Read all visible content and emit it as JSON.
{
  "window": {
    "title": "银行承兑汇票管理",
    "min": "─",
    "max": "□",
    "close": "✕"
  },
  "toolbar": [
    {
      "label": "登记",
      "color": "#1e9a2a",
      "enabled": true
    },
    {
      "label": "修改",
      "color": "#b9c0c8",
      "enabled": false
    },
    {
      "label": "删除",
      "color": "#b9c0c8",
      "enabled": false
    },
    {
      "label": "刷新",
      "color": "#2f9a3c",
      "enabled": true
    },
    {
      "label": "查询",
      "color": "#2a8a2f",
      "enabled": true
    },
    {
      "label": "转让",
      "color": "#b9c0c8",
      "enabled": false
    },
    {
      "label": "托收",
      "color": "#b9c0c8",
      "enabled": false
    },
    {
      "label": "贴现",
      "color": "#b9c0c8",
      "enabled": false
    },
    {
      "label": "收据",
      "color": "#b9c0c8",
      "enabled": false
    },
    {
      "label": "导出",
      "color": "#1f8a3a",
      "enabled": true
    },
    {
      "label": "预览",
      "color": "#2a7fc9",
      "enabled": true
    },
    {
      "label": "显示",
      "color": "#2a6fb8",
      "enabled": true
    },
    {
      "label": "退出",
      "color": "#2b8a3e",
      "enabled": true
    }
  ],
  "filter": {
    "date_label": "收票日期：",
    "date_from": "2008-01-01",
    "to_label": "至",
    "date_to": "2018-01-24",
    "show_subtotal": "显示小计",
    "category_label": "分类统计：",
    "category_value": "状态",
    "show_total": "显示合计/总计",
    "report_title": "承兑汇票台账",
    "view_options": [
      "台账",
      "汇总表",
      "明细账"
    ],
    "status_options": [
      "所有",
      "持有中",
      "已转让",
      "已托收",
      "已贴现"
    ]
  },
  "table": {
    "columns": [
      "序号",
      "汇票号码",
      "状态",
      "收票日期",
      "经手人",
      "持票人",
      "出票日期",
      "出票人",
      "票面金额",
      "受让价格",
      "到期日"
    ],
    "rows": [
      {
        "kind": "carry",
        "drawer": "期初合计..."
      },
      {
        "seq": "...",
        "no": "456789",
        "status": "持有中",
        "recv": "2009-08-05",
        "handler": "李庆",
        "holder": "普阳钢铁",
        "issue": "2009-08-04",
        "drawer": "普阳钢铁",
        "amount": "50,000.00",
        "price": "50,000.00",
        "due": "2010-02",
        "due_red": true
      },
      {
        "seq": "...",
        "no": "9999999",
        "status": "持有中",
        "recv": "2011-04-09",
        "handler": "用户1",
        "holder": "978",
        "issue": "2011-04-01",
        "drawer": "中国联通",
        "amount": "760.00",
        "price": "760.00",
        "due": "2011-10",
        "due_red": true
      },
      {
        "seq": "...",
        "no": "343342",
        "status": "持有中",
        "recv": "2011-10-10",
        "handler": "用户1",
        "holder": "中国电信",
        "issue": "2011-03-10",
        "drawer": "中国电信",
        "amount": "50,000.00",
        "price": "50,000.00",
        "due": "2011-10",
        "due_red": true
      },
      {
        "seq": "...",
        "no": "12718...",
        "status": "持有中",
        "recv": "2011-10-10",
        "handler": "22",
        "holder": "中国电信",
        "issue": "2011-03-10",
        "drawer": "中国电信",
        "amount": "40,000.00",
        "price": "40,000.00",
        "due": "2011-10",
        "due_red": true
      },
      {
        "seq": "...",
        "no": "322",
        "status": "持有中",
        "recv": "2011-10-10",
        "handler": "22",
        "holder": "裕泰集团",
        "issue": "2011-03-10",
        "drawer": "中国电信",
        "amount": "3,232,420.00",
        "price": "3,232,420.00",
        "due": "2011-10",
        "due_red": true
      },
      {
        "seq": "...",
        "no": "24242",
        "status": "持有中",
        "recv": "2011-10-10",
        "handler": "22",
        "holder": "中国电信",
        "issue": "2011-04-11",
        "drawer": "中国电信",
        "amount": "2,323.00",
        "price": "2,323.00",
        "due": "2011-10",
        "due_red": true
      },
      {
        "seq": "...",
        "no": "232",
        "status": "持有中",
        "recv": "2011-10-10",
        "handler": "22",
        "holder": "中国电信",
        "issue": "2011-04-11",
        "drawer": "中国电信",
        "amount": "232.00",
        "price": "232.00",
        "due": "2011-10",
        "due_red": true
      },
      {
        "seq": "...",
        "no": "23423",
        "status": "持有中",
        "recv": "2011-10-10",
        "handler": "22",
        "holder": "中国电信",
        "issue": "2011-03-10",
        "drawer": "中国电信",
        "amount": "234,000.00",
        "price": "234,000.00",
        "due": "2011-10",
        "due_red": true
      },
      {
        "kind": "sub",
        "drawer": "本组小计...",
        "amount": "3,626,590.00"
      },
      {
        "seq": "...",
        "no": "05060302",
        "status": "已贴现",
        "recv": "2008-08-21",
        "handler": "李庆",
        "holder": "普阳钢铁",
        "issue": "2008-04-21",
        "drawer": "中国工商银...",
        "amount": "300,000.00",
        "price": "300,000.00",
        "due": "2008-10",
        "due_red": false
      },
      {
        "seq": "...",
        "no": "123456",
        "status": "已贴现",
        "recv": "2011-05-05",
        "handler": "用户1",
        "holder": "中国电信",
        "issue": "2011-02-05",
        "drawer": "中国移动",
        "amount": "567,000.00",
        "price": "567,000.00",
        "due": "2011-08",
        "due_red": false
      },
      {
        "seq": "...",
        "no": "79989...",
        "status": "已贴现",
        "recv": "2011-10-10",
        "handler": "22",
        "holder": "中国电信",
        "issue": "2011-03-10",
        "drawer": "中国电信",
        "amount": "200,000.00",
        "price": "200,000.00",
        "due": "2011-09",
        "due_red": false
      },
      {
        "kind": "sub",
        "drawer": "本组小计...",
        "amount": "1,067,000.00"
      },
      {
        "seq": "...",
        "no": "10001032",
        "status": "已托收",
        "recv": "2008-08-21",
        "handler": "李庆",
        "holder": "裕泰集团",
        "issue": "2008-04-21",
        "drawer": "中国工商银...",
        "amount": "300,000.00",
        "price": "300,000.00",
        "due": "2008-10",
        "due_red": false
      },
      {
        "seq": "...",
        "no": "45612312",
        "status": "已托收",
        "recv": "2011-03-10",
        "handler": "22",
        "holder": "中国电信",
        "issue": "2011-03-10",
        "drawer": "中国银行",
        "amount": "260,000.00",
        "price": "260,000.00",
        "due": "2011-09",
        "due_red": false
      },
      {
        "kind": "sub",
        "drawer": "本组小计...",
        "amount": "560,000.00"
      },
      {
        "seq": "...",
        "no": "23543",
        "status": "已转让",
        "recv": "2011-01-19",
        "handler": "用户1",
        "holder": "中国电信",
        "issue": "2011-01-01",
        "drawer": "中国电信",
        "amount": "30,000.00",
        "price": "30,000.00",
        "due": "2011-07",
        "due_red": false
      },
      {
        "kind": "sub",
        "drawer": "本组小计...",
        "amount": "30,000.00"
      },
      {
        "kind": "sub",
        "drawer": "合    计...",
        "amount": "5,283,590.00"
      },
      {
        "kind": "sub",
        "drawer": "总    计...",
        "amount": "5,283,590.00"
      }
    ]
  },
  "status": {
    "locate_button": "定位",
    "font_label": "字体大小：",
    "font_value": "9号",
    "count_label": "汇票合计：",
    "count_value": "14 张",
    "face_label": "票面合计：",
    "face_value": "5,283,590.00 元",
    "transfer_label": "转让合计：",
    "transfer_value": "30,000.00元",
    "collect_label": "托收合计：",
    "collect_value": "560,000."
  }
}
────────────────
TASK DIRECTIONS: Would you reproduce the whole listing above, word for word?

PROBLEM SOLUTION:
Read all visible content and emit it as JSON.
{
  "window": {
    "title": "银行承兑汇票管理",
    "min": "─",
    "max": "□",
    "close": "✕"
  },
  "toolbar": [
    {
      "label": "登记",
      "color": "#1e9a2a",
      "enabled": true
    },
    {
      "label": "修改",
      "color": "#b9c0c8",
      "enabled": false
    },
    {
      "label": "删除",
      "color": "#b9c0c8",
      "enabled": false
    },
    {
      "label": "刷新",
      "color": "#2f9a3c",
      "enabled": true
    },
    {
      "label": "查询",
      "color": "#2a8a2f",
      "enabled": true
    },
    {
      "label": "转让",
      "color": "#b9c0c8",
      "enabled": false
    },
    {
      "label": "托收",
      "color": "#b9c0c8",
      "enabled": false
    },
    {
      "label": "贴现",
      "color": "#b9c0c8",
      "enabled": false
    },
    {
      "label": "收据",
      "color": "#b9c0c8",
      "enabled": false
    },
    {
      "label": "导出",
      "color": "#1f8a3a",
      "enabled": true
    },
    {
      "label": "预览",
      "color": "#2a7fc9",
      "enabled": true
    },
    {
      "label": "显示",
      "color": "#2a6fb8",
      "enabled": true
    },
    {
      "label": "退出",
      "color": "#2b8a3e",
      "enabled": true
    }
  ],
  "filter": {
    "date_label": "收票日期：",
    "date_from": "2008-01-01",
    "to_label": "至",
    "date_to": "2018-01-24",
    "show_subtotal": "显示小计",
    "category_label": "分类统计：",
    "category_value": "状态",
    "show_total": "显示合计/总计",
    "report_title": "承兑汇票台账",
    "view_options": [
      "台账",
      "汇总表",
      "明细账"
    ],
    "status_options": [
      "所有",
      "持有中",
      "已转让",
      "已托收",
      "已贴现"
    ]
  },
  "table": {
    "columns": [
      "序号",
      "汇票号码",
      "状态",
      "收票日期",
      "经手人",
      "持票人",
      "出票日期",
      "出票人",
      "票面金额",
      "受让价格",
      "到期日"
    ],
    "rows": [
      {
        "kind": "carry",
        "drawer": "期初合计..."
      },
      {
        "seq": "...",
        "no": "456789",
        "status": "持有中",
        "recv": "2009-08-05",
        "handler": "李庆",
        "holder": "普阳钢铁",
        "issue": "2009-08-04",
        "drawer": "普阳钢铁",
        "amount": "50,000.00",
        "price": "50,000.00",
        "due": "2010-02",
        "due_red": true
      },
      {
        "seq": "...",
        "no": "9999999",
        "status": "持有中",
        "recv": "2011-04-09",
        "handler": "用户1",
        "holder": "978",
        "issue": "2011-04-01",
        "drawer": "中国联通",
        "amount": "760.00",
        "price": "760.00",
        "due": "2011-10",
        "due_red": true
      },
      {
        "seq": "...",
        "no": "343342",
        "status": "持有中",
        "recv": "2011-10-10",
        "handler": "用户1",
        "holder": "中国电信",
        "issue": "2011-03-10",
        "drawer": "中国电信",
        "amount": "50,000.00",
        "price": "50,000.00",
        "due": "2011-10",
        "due_red": true
      },
      {
        "seq": "...",
        "no": "12718...",
        "status": "持有中",
        "recv": "2011-10-10",
        "handler": "22",
        "holder": "中国电信",
        "issue": "2011-03-10",
        "drawer": "中国电信",
        "amount": "40,000.00",
        "price": "40,000.00",
        "due": "2011-10",
        "due_red": true
      },
      {
        "seq": "...",
        "no": "322",
        "status": "持有中",
        "recv": "2011-10-10",
        "handler": "22",
        "holder": "裕泰集团",
        "issue": "2011-03-10",
        "drawer": "中国电信",
        "amount": "3,232,420.00",
        "price": "3,232,420.00",
        "due": "2011-10",
        "due_red": true
      },
      {
        "seq": "...",
        "no": "24242",
        "status": "持有中",
        "recv": "2011-10-10",
        "handler": "22",
        "holder": "中国电信",
        "issue": "2011-04-11",
        "drawer": "中国电信",
        "amount": "2,323.00",
        "price": "2,323.00",
        "due": "2011-10",
        "due_red": true
      },
      {
        "seq": "...",
        "no": "232",
        "status": "持有中",
        "recv": "2011-10-10",
        "handler": "22",
        "holder": "中国电信",
        "issue": "2011-04-11",
        "drawer": "中国电信",
        "amount": "232.00",
        "price": "232.00",
        "due": "2011-10",
        "due_red": true
      },
      {
        "seq": "...",
        "no": "23423",
        "status": "持有中",
        "recv": "2011-10-10",
        "handler": "22",
        "holder": "中国电信",
        "issue": "2011-03-10",
        "drawer": "中国电信",
        "amount": "234,000.00",
        "price": "234,000.00",
        "due": "2011-10",
        "due_red": true
      },
      {
        "kind": "sub",
        "drawer": "本组小计...",
        "amount": "3,626,590.00"
      },
      {
        "seq": "...",
        "no": "05060302",
        "status": "已贴现",
        "recv": "2008-08-21",
        "handler": "李庆",
        "holder": "普阳钢铁",
        "issue": "2008-04-21",
        "drawer": "中国工商银...",
        "amount": "300,000.00",
        "price": "300,000.00",
        "due": "2008-10",
        "due_red": false
      },
      {
        "seq": "...",
        "no": "123456",
        "status": "已贴现",
        "recv": "2011-05-05",
        "handler": "用户1",
        "holder": "中国电信",
        "issue": "2011-02-05",
        "drawer": "中国移动",
        "amount": "567,000.00",
        "price": "567,000.00",
        "due": "2011-08",
        "due_red": false
      },
      {
        "seq": "...",
        "no": "79989...",
        "status": "已贴现",
        "recv": "2011-10-10",
        "handler": "22",
        "holder": "中国电信",
        "issue": "2011-03-10",
        "drawer": "中国电信",
        "amount": "200,000.00",
        "price": "200,000.00",
        "due": "2011-09",
        "due_red": false
      },
      {
        "kind": "sub",
        "drawer": "本组小计...",
        "amount": "1,067,000.00"
      },
      {
        "seq": "...",
        "no": "10001032",
        "status": "已托收",
        "recv": "2008-08-21",
        "handler": "李庆",
        "holder": "裕泰集团",
        "issue": "2008-04-21",
        "drawer": "中国工商银...",
        "amount": "300,000.00",
        "price": "300,000.00",
        "due": "2008-10",
        "due_red": false
      },
      {
        "seq": "...",
        "no": "45612312",
        "status": "已托收",
        "recv": "2011-03-10",
        "handler": "22",
        "holder": "中国电信",
        "issue": "2011-03-10",
        "drawer": "中国银行",
        "amount": "260,000.00",
        "price": "260,000.00",
        "due": "2011-09",
        "due_red": false
      },
      {
        "kind": "sub",
        "drawer": "本组小计...",
        "amount": "560,000.00"
      },
      {
        "seq": "...",
        "no": "23543",
        "status": "已转让",
        "recv": "2011-01-19",
        "handler": "用户1",
        "holder": "中国电信",
        "issue": "2011-01-01",
        "drawer": "中国电信",
        "amount": "30,000.00",
        "price": "30,000.00",
        "due": "2011-07",
        "due_red": false
      },
      {
        "kind": "sub",
        "drawer": "本组小计...",
        "amount": "30,000.00"
      },
      {
        "kind": "sub",
        "drawer": "合    计...",
        "amount": "5,283,590.00"
      },
      {
        "kind": "sub",
        "drawer": "总    计...",
        "amount": "5,283,590.00"
      }
    ]
  },
  "status": {
    "locate_button": "定位",
    "font_label": "字体大小：",
    "font_value": "9号",
    "count_label": "汇票合计：",
    "count_value": "14 张",
    "face_label": "票面合计：",
    "face_value": "5,283,590.00 元",
    "transfer_label": "转让合计：",
    "transfer_value": "30,000.00元",
    "collect_label": "托收合计：",
    "collect_value": "560,000."
  }
}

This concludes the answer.